The UAW is conducting a coordinated strike against the big three.
DETROIT, MI — It’s September 15. I’m stuck in traffic on my way to the UAW rally. Senator Bernie Sanders (I-VT), Rashida Talib, UAW President Shawn Fain and others will be speaking. There are state police on the road, more than usual. I’m stuck in traffic for 15 minutes–then stuck downtown for another thirty. I miss half of the speakers.
Workers at 3 UAW plants are on strike for a 36 percent four-year pay raise, cost-of-living adjustments, a 32-hour week with 40-hour pay, an end to the tier system, returning their defined-benefit pensions for new hires, and pension increases for workers who have retired. Many of their demands were benefits they previously received before being clawed back by the company and union officials in their 2007 union contract, allegedly due to the recession.

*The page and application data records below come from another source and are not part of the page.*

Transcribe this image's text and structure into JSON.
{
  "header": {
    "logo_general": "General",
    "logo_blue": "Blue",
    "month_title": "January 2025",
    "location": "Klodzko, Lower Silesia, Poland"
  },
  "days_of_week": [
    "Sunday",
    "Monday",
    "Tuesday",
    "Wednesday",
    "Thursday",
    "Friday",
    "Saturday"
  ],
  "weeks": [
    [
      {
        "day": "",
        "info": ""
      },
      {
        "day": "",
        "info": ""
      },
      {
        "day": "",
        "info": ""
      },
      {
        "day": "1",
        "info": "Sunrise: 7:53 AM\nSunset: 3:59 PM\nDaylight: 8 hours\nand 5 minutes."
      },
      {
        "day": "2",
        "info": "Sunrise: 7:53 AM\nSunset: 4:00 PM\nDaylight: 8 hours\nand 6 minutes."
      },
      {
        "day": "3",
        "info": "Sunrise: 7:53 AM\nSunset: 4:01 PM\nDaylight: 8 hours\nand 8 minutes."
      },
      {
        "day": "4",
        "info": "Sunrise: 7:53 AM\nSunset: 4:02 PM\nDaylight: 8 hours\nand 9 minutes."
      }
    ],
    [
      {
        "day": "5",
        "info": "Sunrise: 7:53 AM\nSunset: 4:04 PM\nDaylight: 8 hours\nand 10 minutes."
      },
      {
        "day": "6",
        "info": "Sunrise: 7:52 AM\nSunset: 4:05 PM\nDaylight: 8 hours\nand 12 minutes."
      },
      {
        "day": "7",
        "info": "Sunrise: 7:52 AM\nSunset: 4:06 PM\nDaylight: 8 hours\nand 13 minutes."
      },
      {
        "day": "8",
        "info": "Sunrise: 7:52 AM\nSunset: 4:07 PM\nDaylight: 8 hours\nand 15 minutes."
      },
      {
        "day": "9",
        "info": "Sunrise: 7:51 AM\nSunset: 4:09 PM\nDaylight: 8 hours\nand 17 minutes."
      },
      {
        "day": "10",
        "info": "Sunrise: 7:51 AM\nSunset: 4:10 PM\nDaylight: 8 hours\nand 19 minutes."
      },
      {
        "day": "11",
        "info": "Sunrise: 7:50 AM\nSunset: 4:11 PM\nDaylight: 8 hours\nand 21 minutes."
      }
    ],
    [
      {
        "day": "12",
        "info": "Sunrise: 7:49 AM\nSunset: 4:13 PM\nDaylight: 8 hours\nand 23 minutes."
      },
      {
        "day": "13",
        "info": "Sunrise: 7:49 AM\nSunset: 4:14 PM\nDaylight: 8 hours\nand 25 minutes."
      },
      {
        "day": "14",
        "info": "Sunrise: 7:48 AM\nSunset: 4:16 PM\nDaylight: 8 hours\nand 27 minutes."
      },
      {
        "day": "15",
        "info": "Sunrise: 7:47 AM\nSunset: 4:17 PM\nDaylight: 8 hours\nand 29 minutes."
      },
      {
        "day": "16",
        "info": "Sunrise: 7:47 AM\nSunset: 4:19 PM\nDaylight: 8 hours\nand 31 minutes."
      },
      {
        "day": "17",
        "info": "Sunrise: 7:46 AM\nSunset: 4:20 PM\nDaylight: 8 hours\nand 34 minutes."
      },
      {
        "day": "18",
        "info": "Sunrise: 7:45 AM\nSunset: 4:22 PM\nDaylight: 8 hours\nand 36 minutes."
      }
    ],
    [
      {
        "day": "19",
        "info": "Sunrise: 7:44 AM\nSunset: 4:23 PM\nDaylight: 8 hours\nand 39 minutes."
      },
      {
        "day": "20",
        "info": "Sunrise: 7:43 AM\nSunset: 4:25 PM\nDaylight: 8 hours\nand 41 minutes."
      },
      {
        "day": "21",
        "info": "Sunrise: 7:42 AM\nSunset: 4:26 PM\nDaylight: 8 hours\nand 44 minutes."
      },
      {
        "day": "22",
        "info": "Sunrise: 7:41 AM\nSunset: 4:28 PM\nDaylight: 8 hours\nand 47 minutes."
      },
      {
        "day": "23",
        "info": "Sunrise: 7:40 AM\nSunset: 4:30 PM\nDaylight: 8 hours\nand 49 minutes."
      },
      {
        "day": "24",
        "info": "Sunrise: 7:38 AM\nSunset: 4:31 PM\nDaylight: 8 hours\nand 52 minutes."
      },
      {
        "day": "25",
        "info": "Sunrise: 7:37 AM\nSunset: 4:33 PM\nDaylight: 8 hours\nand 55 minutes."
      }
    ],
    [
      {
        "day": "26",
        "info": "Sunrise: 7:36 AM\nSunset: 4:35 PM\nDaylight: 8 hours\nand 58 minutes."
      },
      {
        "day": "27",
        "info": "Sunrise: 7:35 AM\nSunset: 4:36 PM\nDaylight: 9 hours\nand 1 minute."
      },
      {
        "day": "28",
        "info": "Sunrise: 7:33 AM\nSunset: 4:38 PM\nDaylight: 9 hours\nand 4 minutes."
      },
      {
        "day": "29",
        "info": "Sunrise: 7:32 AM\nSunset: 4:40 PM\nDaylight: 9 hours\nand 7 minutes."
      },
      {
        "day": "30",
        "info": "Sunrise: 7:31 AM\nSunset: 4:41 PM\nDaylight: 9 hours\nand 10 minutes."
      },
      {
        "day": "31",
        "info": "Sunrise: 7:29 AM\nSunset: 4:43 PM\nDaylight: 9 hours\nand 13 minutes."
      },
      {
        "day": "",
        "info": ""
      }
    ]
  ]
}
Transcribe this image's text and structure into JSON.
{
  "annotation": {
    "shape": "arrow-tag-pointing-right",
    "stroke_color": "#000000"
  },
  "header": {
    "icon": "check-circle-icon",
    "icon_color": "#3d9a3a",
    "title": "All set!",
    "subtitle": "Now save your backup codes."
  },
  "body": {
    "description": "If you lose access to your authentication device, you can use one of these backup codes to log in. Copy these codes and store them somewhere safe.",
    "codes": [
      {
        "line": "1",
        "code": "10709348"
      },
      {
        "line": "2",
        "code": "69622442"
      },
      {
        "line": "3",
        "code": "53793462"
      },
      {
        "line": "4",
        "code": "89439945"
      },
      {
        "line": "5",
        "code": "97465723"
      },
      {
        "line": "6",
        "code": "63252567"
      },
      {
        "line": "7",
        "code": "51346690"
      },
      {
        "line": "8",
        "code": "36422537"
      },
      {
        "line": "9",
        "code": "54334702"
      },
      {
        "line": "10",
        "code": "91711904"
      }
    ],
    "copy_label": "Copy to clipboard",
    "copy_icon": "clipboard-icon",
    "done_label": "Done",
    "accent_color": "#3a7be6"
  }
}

The workers are on strike at the GM Plant in Wentzville, Missouri, a Ford plant in Wayne, Michigan, and a Stellantis plant in Toledo, Ohio. (Stellantis owns Jeep and Chrysler). Their demands track with other strikes occurring around the county, especially for cost-of-living adjustments. It seems that their strategy will be a staggered strike. UAW president Shawn Fain warns that “many more factories may follow.” In total 146,000 workers have walked off the job, and they are feeling fired up.
The UAW is holding the rally outside of the UAW-Ford National Program Center, just under the people mover, Detroit’s raised rail that goes to a few places downtown. It rumbles above, a backdrop to the fiery speeches being delivered.
Many of the workers are afraid of plant closures. As our manufacturing capacity shifts to renewables, many are afraid that without proper retraining programs, these workers will be out of a job. As for the electric manufacturers that do exist, these factories are nonunion, low-wage jobs.
We march down Jefferson to Beaubien St. I’m in a loose formation behind a banner, and there is a crier behind me. She chants “No justice! No jeeps!” We stop at Beaubien to rally and clump together before heading back up towards the program center. This time I’m in a different formation, and whose variation on “No justice! No jeeps! (No fords, no trucks, no nothing!)” encourages the dozen people I’m standing with.
As an IWW I am excited to see the militancy of these workers. Spurred by Shawn Fain’s bravado, these workers are eager. The mode of the strike is particularly interesting. I think we can learn a lot from watching this unfold; this is a patient strategy. In 2019 the UAW went on strike for forty days, and this will likely be longer. The Union targeted three different shops, owned by three different brands, at once. This is reminiscent of our union’s goal, which is that all workers in one industry organize together, not separated by shop. Unfortunately the UAW does not organize all auto workers. Currently engineers are not eligible for membership, for example. This is a fantastic time to be a Wobbly.
I will continue to monitor the strike and help where I can. Fellow Workers, I encourage you to participate as well. To sign up for UAW updates, follow this link. The bosses can’t scare us now. Solidarity!
Note: As of September 22, 2023 38 additional Stellantis and GM plants went on strike. As of October 8, 2023, General Motors has made a 6th offer to the UAW, but it does not include the traditional pensions reinstated, nor the Cost-of-Living Adjustments lost in 2009, nor several other demands. Notably, it would include electric vehicle battery manufacturing workers in the master agreement.